To have a successful career, women (and men) need solid negotiation skills. We negotiate every day with our teams and clients on ideas, projects, deadlines, contracts and more. Asking for a higher salary can be intimidating, but it’s necessary to advance your career and support wage growth overall.
Two separate surveys from Robert Half found that nearly half of men and women feel they are underpaid. Yet only 45% of women said they tried to negotiate higher pay in their last job offer, compared to 68% of men.
There are many hesitations people may have when it comes to negotiating salary or asking for a raise, like the fear of rejection, lack of preparation or not knowing the right approach. And in some cases, women are concerned they will be perceived negatively when they are direct and persistent.
Yes, negotiating can be nerve-wracking, but my advice is to believe in the value you bring to an organization. It’s unlikely that you’ll regret asking for higher pay, and it’s a perfect way to demonstrate that you’re a self-assured professional.
If you’re reluctant to ask for more money, preparing a thorough and fact-based business case can help remove emotion and better prepare you for the discussion. Here are some essential steps to requesting higher pay with confidence and clarity.
1. Do your homework before negotiating
Your first step is to do some research. What is the market rate for your position in your area? What are other companies offering their employees in terms of salary, benefits and perks? Gather information from a variety of resources, like Robert Half’s Salary Guides, to share with your manager or potential employer.
Look at the cost of living in your area, your commute and, most importantly, your career path. Once you’ve compiled all this information, decide on a number that you’d like to present to the employer. It should be reasonable, but it should also be a bit higher than what you really desire.
2. Prepare a business case
Making a strong business case can really show your employer how valuable you are to the organization. Create a list of your recent successful projects and positive feedback you’ve received as evidence. If you can articulate a return on investment for the company in terms of revenue, cost savings, productivity gains or improvement in customer experience, even better. Simply put, be bold in promoting your accomplishments.
3. Time it appropriately
Of course, the best time for a job candidate to negotiate salary is right after they receive a job offer. For an employee, the timing is a bit trickier.
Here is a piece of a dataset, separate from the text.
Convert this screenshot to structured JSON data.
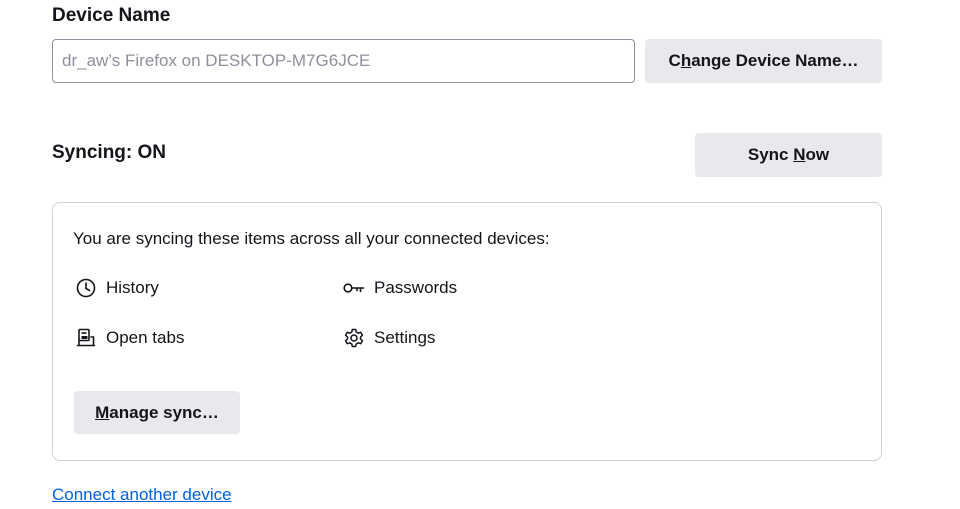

The ideal moment to ask is soon after completing a successful project or receiving great feedback from a leader.
Avoid asking when your team or company is struggling, and don’t surprise your manager with the request and expect an immediate response. Rather, during a one-on-one meeting, mention that you would like to find a time to discuss your latest accomplishments and career goals, including compensation, and try to schedule a meeting within a week or so.
4. Communicate confidently
When you meet with your manager or potential employer, demonstrate confidence and poise throughout the discussion. Remember, this isn’t a demand; it is a strong request, and your research and business case will support your proposal.
After highlighting your recent achievements and unique skills you bring to the team, propose the number you’d like and expect to negotiate before landing on a final figure. (This is why you added a bit extra to your anticipated salary in the first step.)
5. Have a backup plan
If the conversation doesn’t go your way, don’t be discouraged. Before the meeting, prepare for a possible “no” by considering other perks or benefits you can negotiate. Would you be satisfied with a few more vacation days or a flexible work schedule? You can also request a follow-up meeting to see if a raise would be possible at a future time.
Learning to negotiate is crucial career advice for women to advance their earning potential and professional success. Avoiding salary negotiations can hold you back in your career, so take time to prepare for these conversations and build your confidence.
Louisa Waldman is the regional vice president for Robert Half. In this role, she oversees operations for the company’s OfficeTeam, Accountemps, Robert Half Finance and Accounting and Robert Half Management Resources divisions. Robert Half is the world’s first and largest professional staffing firm with more than 300 locations worldwide including Boise, Idaho. For more information, visit www.roberthalf.com/id-boise.